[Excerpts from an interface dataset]

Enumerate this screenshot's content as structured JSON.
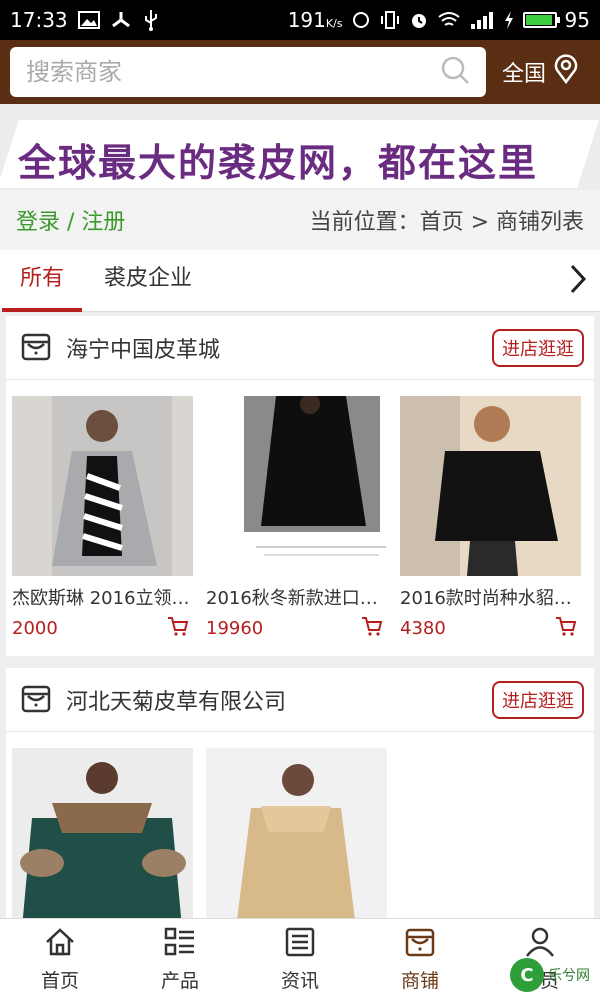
{
  "status_bar": {
    "time": "17:33",
    "net_speed": "191",
    "net_speed_unit": "K/s",
    "battery": "95",
    "battery_level": 0.95,
    "signal": "4G"
  },
  "search": {
    "placeholder": "搜索商家",
    "region_label": "全国"
  },
  "banner": {
    "text": "全球最大的裘皮网，都在这里"
  },
  "info": {
    "login_label": "登录 / 注册",
    "breadcrumb": "当前位置：首页 > 商铺列表"
  },
  "tabs": [
    {
      "label": "所有",
      "active": true
    },
    {
      "label": "裘皮企业",
      "active": false
    }
  ],
  "shops": [
    {
      "name": "海宁中国皮革城",
      "enter_label": "进店逛逛",
      "products": [
        {
          "name": "杰欧斯琳 2016立领…",
          "price": "2000"
        },
        {
          "name": "2016秋冬新款进口…",
          "price": "19960"
        },
        {
          "name": "2016款时尚种水貂…",
          "price": "4380"
        }
      ]
    },
    {
      "name": "河北天菊皮草有限公司",
      "enter_label": "进店逛逛",
      "products": [
        {
          "name": "",
          "price": ""
        },
        {
          "name": "",
          "price": ""
        }
      ]
    }
  ],
  "bottom_nav": [
    {
      "label": "首页",
      "icon": "home-icon"
    },
    {
      "label": "产品",
      "icon": "list-icon"
    },
    {
      "label": "资讯",
      "icon": "news-icon"
    },
    {
      "label": "商铺",
      "icon": "shop-icon",
      "active": true
    },
    {
      "label": "会员",
      "icon": "user-icon"
    }
  ],
  "watermark": {
    "text": "乐兮网"
  },
  "colors": {
    "header_bg": "#5a2e13",
    "accent_red": "#b5201e",
    "login_green": "#3b9a2c",
    "banner_purple": "#6a2c80"
  }
}
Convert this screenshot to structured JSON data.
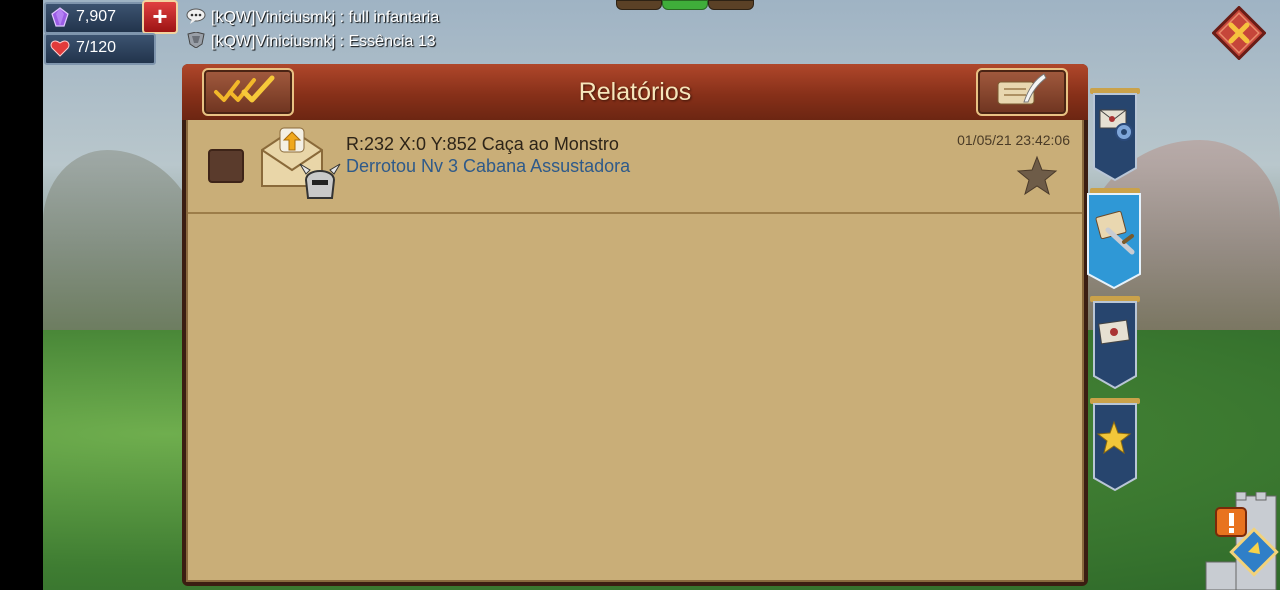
{
  "resources": {
    "gems": "7,907",
    "gem_icon": "purple-gem-icon",
    "plus_label": "+",
    "stamina": "7/120",
    "stamina_icon": "heart-icon"
  },
  "chat": [
    {
      "icon": "speech-bubble-icon",
      "text": "[kQW]Viniciusmkj : full infantaria"
    },
    {
      "icon": "guild-emblem-icon",
      "text": "[kQW]Viniciusmkj : Essência 13"
    }
  ],
  "panel": {
    "title": "Relatórios",
    "mark_all_icon": "double-checkmark-icon",
    "compose_icon": "scroll-quill-icon"
  },
  "reports": [
    {
      "title": "R:232 X:0 Y:852 Caça ao Monstro",
      "subtitle": "Derrotou Nv 3 Cabana Assustadora",
      "timestamp": "01/05/21 23:42:06",
      "favorited": false
    }
  ],
  "side_tabs": [
    {
      "icon": "mail-settings-icon",
      "active": false
    },
    {
      "icon": "battle-report-icon",
      "active": true
    },
    {
      "icon": "sealed-letter-icon",
      "active": false
    },
    {
      "icon": "star-icon",
      "active": false
    }
  ],
  "colors": {
    "header": "#873019",
    "content_bg": "#c9ae78",
    "subtitle": "#2e5a8a",
    "active_tab": "#2f98d6",
    "inactive_tab": "#27456e"
  }
}
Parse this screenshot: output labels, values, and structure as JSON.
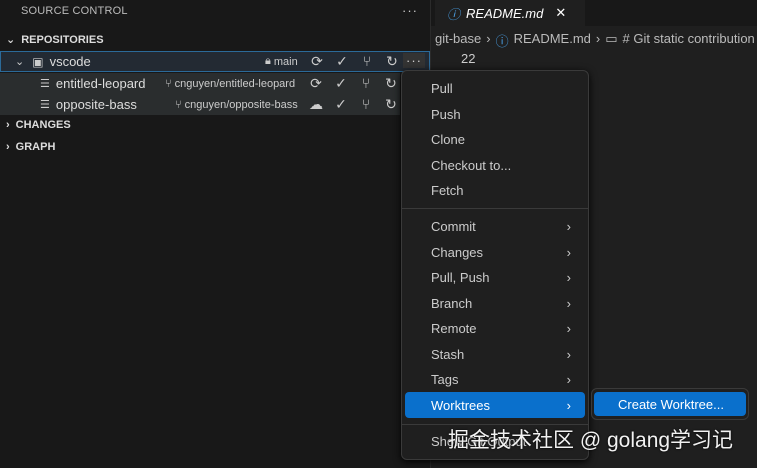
{
  "sidebar": {
    "title": "SOURCE CONTROL",
    "more": "···",
    "sections": {
      "repositories": "REPOSITORIES",
      "changes": "CHANGES",
      "graph": "GRAPH"
    },
    "repo": {
      "name": "vscode",
      "branch": "main"
    },
    "worktrees": [
      {
        "name": "entitled-leopard",
        "branch": "cnguyen/entitled-leopard"
      },
      {
        "name": "opposite-bass",
        "branch": "cnguyen/opposite-bass"
      }
    ]
  },
  "editor": {
    "tab": "README.md",
    "crumbs": [
      "git-base",
      "README.md",
      "# Git static contribution"
    ],
    "line": "22"
  },
  "menu": {
    "items": [
      "Pull",
      "Push",
      "Clone",
      "Checkout to...",
      "Fetch"
    ],
    "submenus": [
      "Commit",
      "Changes",
      "Pull, Push",
      "Branch",
      "Remote",
      "Stash",
      "Tags",
      "Worktrees"
    ],
    "last": "Show Git Output",
    "submenu_item": "Create Worktree..."
  },
  "watermark": "掘金技术社区 @ golang学习记",
  "colors": {
    "accent": "#0a70cc"
  }
}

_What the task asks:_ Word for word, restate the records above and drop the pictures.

_Your response:_
Enumerate this screenshot's content as structured JSON.
{
  "status_bar": {
    "time": "17:33",
    "net_speed": "191",
    "net_speed_unit": "K/s",
    "battery": "95",
    "battery_level": 0.95,
    "signal": "4G"
  },
  "search": {
    "placeholder": "搜索商家",
    "region_label": "全国"
  },
  "banner": {
    "text": "全球最大的裘皮网，都在这里"
  },
  "info": {
    "login_label": "登录 / 注册",
    "breadcrumb": "当前位置：首页 > 商铺列表"
  },
  "tabs": [
    {
      "label": "所有",
      "active": true
    },
    {
      "label": "裘皮企业",
      "active": false
    }
  ],
  "shops": [
    {
      "name": "海宁中国皮革城",
      "enter_label": "进店逛逛",
      "products": [
        {
          "name": "杰欧斯琳 2016立领…",
          "price": "2000"
        },
        {
          "name": "2016秋冬新款进口…",
          "price": "19960"
        },
        {
          "name": "2016款时尚种水貂…",
          "price": "4380"
        }
      ]
    },
    {
      "name": "河北天菊皮草有限公司",
      "enter_label": "进店逛逛",
      "products": [
        {
          "name": "",
          "price": ""
        },
        {
          "name": "",
          "price": ""
        }
      ]
    }
  ],
  "bottom_nav": [
    {
      "label": "首页",
      "icon": "home-icon"
    },
    {
      "label": "产品",
      "icon": "list-icon"
    },
    {
      "label": "资讯",
      "icon": "news-icon"
    },
    {
      "label": "商铺",
      "icon": "shop-icon",
      "active": true
    },
    {
      "label": "会员",
      "icon": "user-icon"
    }
  ],
  "watermark": {
    "text": "乐兮网"
  },
  "colors": {
    "header_bg": "#5a2e13",
    "accent_red": "#b5201e",
    "login_green": "#3b9a2c",
    "banner_purple": "#6a2c80"
  }
}
Convert this screenshot to structured JSON data.
{
  "resources": {
    "gems": "7,907",
    "gem_icon": "purple-gem-icon",
    "plus_label": "+",
    "stamina": "7/120",
    "stamina_icon": "heart-icon"
  },
  "chat": [
    {
      "icon": "speech-bubble-icon",
      "text": "[kQW]Viniciusmkj : full infantaria"
    },
    {
      "icon": "guild-emblem-icon",
      "text": "[kQW]Viniciusmkj : Essência 13"
    }
  ],
  "panel": {
    "title": "Relatórios",
    "mark_all_icon": "double-checkmark-icon",
    "compose_icon": "scroll-quill-icon"
  },
  "reports": [
    {
      "title": "R:232 X:0 Y:852 Caça ao Monstro",
      "subtitle": "Derrotou Nv 3 Cabana Assustadora",
      "timestamp": "01/05/21 23:42:06",
      "favorited": false
    }
  ],
  "side_tabs": [
    {
      "icon": "mail-settings-icon",
      "active": false
    },
    {
      "icon": "battle-report-icon",
      "active": true
    },
    {
      "icon": "sealed-letter-icon",
      "active": false
    },
    {
      "icon": "star-icon",
      "active": false
    }
  ],
  "colors": {
    "header": "#873019",
    "content_bg": "#c9ae78",
    "subtitle": "#2e5a8a",
    "active_tab": "#2f98d6",
    "inactive_tab": "#27456e"
  }
}
Parse this screenshot: output labels, values, and structure as JSON.
{
  "sidebar": {
    "title": "SOURCE CONTROL",
    "more": "···",
    "sections": {
      "repositories": "REPOSITORIES",
      "changes": "CHANGES",
      "graph": "GRAPH"
    },
    "repo": {
      "name": "vscode",
      "branch": "main"
    },
    "worktrees": [
      {
        "name": "entitled-leopard",
        "branch": "cnguyen/entitled-leopard"
      },
      {
        "name": "opposite-bass",
        "branch": "cnguyen/opposite-bass"
      }
    ]
  },
  "editor": {
    "tab": "README.md",
    "crumbs": [
      "git-base",
      "README.md",
      "# Git static contribution"
    ],
    "line": "22"
  },
  "menu": {
    "items": [
      "Pull",
      "Push",
      "Clone",
      "Checkout to...",
      "Fetch"
    ],
    "submenus": [
      "Commit",
      "Changes",
      "Pull, Push",
      "Branch",
      "Remote",
      "Stash",
      "Tags",
      "Worktrees"
    ],
    "last": "Show Git Output",
    "submenu_item": "Create Worktree..."
  },
  "watermark": "掘金技术社区 @ golang学习记",
  "colors": {
    "accent": "#0a70cc"
  }
}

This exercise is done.